**Task brief**
Could you please return each line of the data that has the word "this"?

Given data Block Start

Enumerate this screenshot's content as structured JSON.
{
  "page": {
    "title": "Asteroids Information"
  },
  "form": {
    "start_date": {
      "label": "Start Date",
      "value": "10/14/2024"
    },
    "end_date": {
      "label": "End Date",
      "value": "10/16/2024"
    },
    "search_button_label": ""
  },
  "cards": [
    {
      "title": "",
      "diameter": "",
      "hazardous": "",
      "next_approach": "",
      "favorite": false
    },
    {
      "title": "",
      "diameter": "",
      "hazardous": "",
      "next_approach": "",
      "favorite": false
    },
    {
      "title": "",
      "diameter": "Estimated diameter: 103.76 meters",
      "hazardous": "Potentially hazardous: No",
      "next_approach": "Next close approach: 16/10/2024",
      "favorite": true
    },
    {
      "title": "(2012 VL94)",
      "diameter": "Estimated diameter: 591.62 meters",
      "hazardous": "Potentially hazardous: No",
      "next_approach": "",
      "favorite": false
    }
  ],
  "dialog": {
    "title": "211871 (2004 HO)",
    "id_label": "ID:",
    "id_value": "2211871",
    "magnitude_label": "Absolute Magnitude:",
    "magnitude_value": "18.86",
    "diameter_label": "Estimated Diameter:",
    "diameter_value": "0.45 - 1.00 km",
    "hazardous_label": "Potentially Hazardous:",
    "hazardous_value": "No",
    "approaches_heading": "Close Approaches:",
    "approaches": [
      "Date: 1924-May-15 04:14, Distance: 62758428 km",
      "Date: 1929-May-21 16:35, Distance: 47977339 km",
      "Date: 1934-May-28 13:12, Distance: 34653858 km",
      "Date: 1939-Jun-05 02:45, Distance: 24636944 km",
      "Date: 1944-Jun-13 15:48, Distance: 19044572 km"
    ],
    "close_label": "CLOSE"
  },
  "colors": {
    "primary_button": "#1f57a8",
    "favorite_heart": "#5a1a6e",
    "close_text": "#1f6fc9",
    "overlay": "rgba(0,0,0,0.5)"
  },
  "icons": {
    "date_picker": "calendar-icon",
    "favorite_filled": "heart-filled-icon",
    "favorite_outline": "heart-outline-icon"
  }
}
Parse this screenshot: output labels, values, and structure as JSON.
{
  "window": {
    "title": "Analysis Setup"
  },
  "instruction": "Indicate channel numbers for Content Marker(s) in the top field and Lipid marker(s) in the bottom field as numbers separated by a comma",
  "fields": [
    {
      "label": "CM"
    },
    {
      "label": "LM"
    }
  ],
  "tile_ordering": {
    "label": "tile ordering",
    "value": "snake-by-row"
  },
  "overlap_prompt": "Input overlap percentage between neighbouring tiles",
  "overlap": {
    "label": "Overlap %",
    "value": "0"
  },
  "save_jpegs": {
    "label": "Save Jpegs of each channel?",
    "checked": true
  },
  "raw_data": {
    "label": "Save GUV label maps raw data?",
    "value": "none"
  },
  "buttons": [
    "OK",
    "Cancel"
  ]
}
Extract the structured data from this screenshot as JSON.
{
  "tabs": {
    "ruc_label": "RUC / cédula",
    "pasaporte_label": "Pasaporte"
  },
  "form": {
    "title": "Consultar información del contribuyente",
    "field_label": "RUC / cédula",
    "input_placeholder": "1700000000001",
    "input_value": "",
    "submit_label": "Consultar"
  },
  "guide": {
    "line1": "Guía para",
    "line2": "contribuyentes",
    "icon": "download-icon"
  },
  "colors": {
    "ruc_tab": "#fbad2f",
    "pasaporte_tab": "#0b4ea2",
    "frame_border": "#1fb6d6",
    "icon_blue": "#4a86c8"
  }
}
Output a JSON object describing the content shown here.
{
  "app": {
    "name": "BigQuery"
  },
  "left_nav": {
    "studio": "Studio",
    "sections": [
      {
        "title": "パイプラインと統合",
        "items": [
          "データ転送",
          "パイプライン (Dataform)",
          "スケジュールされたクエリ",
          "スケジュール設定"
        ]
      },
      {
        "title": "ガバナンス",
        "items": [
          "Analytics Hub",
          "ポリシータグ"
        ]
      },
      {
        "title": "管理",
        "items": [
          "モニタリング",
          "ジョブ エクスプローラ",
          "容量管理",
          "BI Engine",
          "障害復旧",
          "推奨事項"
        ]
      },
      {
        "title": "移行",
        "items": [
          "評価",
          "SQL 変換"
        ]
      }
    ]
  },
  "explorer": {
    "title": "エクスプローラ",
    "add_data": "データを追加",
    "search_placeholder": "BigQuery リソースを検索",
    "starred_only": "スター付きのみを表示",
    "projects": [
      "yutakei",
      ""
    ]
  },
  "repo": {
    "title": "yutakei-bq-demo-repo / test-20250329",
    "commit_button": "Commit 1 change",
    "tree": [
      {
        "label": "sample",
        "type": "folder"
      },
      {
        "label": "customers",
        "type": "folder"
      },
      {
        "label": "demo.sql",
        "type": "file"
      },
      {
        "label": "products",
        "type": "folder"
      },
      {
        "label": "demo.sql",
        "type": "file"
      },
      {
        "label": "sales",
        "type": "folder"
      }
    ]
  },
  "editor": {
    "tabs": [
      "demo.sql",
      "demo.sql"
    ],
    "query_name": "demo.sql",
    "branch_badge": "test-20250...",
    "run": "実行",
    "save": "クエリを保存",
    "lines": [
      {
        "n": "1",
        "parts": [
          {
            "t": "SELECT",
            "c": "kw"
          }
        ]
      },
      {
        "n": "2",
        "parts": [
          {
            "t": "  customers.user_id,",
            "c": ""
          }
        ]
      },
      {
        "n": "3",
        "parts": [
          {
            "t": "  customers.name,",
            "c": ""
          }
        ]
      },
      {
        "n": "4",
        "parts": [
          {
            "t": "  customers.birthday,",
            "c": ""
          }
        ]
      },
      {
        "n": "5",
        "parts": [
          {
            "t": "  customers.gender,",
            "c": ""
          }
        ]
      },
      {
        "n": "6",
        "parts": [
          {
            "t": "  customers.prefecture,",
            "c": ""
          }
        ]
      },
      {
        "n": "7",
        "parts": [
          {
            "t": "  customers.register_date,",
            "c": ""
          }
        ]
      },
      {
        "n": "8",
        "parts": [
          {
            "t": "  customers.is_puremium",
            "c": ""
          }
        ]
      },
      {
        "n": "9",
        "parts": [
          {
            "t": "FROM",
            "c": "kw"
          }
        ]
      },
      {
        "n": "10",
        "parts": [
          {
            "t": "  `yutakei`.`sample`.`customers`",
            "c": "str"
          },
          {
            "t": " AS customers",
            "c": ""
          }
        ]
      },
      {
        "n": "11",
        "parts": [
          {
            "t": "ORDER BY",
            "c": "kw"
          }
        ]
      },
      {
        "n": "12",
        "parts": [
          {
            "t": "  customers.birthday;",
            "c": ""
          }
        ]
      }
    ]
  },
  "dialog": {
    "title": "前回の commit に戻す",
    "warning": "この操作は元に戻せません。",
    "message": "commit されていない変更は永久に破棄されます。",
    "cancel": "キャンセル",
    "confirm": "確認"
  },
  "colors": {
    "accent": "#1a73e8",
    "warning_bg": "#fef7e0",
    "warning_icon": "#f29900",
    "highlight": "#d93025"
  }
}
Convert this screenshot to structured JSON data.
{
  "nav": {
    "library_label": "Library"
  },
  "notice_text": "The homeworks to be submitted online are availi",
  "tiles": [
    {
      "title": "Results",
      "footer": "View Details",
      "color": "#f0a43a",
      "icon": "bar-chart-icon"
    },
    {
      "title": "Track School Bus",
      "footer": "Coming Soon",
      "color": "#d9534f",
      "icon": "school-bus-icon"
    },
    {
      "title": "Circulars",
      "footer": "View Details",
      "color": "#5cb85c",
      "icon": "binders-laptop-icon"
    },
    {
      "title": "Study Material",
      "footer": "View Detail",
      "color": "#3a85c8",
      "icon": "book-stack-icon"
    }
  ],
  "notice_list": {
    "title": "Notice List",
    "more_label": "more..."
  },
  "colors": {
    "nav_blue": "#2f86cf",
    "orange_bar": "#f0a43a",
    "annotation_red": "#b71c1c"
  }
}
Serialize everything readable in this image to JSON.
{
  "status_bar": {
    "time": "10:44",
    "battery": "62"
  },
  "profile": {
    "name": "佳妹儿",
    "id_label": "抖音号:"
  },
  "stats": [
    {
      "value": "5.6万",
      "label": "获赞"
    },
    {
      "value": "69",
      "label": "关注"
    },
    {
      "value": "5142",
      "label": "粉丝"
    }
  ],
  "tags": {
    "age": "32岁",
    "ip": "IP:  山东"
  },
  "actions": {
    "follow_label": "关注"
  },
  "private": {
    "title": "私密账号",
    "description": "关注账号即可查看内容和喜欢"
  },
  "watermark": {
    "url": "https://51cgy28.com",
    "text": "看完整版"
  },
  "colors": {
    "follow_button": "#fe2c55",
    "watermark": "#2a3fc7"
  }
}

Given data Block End

**Written response**
Enumerate this screenshot's content as structured JSON.
Parse this screenshot: output labels, values, and structure as JSON.
Extract the structured data from this screenshot as JSON.
Convert this screenshot to structured JSON data.
Serialize everything readable in this image to JSON.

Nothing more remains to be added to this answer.